Michelle Obama describes how she and her daughters planted a vegetable garden on the White House's South Lawn as part of an initiative to raise awareness about childhood obesity. American Grown shares the first lady's gardening tips, recipes and advice for making more healthful food choices.
Explores the latest beliefs about why people tell stories and what stories reveal about human nature, offering insights into such related topics as universal themes and what it means to have a storytelling brain.
Paralleling the human senses, the author explores the secret lives of various plants, from the colors they see to whether or not they really like classical music to their ability to sense nearby danger.
The best-selling author of The Disappearing Spoon discusses DNA, the building block of life, describing how genes can explain why JFK's skill was bronze, Einstein was a genius and why people with exceptional thumb flexibility can become world-class violinists.
The New York Times "Phys Ed" columnist counsels casual and serious exercisers on the latest understandings about the mental and physical aspects of a fitness program, sharing recommendations for current "best practices for a range of goals."
A profile of eccentric genius inventor Clarence Birdseye chronicles how his innovative fast-freezing process revolutionized the food industry and American agriculture.
Draws from the fields of anthropology, biology, and medicine to describe the life cycle of the human female breast, from puberty to pregnancy to menopause, and discusses the organ's modern susceptibility to toxins and disease.
Recounts the life of the conservationist, who spent his life protecting wildlife as a taxidermist and museum collector; as the founder and first director of the National Zoo; as director of the Bronx Zoo; and as an author.
An ecologist applies his knowledge to the study of security and disaster prevention, arguing that the natural world can provide better strategies for averting catastrophe than the ones found in our bureaucratic system of agencies and experts.
Peter Hatch traces the history of Thomas Jefferson's vegetable garden, which has been painstakingly restored by the author, from the artichokes and asparagus first planted in 1770 through the horticultural experiments of Jefferson's retirement years.

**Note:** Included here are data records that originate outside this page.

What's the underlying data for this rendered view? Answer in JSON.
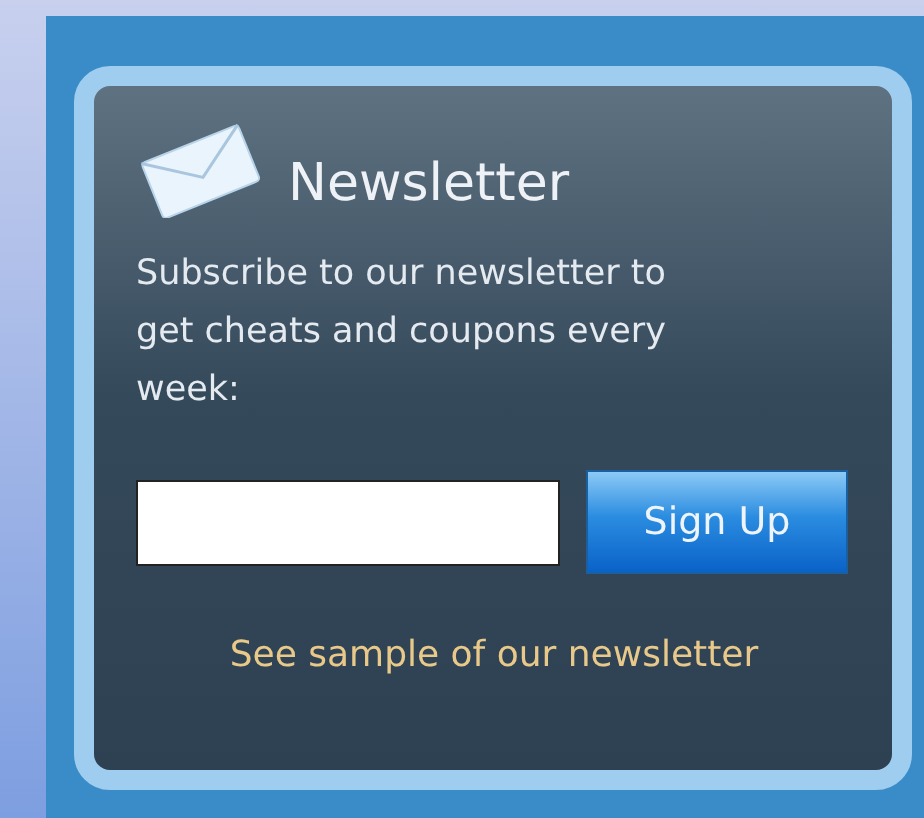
{
  "newsletter": {
    "title": "Newsletter",
    "description": "Subscribe to our newsletter to get cheats and coupons every week:",
    "signup_button": "Sign Up",
    "sample_link": "See sample of our newsletter"
  }
}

Chronicles the history reflected by fifteen iconic car models to discuss how automobiles reflect key cultural shifts as well as developments in such areas as manufacturing, women's rights, and environmental awareness.
A woman living with ovarian cancer describes her experience going through debulking surgery, during which parts or whole organs in the lower abdomen are removed, and searches for understanding and offers hope and support to other people in need.
A clinical psychologist describes why she believes the years between ages 20-29 can be the most defining decade of adulthood and offers tips on making the most of work and relationships during this still-formative time in a person's life.